The black hole in question resides 60 million light years away at the centre of the NGC 1365 spiral galaxy, is a mind-boggling 3.2 million kilometres in diameter, has a mass two million times that of our Sun and is spinning at a rather impressive 1.08 billion km/h. Astronomers can now say this with confidence, after combining the efforts of Nasa's Nuclear Spectroscopic Telescope Array (Nustar) — which measures high-energy X-rays — and the European Space Agency's XMM-Newton, which measures low-energy X-rays.
About 500 light-years away in the constellation Cygnus lives a star, which, though smaller and redder than the sun, has a planet that may look awfully familiar.

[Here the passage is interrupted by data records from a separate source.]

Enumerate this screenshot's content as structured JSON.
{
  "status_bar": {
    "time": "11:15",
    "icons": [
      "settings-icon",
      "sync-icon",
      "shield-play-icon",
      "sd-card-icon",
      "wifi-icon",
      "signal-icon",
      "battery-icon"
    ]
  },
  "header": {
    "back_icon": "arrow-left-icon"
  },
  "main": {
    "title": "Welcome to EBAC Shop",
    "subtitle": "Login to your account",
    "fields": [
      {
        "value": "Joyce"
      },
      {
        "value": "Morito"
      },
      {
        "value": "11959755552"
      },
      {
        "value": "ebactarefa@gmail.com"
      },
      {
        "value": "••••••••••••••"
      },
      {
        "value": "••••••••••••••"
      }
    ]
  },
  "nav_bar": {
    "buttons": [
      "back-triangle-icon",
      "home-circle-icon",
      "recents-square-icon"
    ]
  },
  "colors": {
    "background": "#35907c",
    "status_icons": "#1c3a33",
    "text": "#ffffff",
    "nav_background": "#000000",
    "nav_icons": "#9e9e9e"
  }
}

With a diameter just 10 percent bigger than Earth's, the newly found world is the first of its size found basking in the benign temperature region around a parent star where water, if it exists, could pool in liquid form.
Scientists on the hunt for Earth's twin are focused on worlds that could support liquid surface water, which may be necessary to brew the chemistry of life.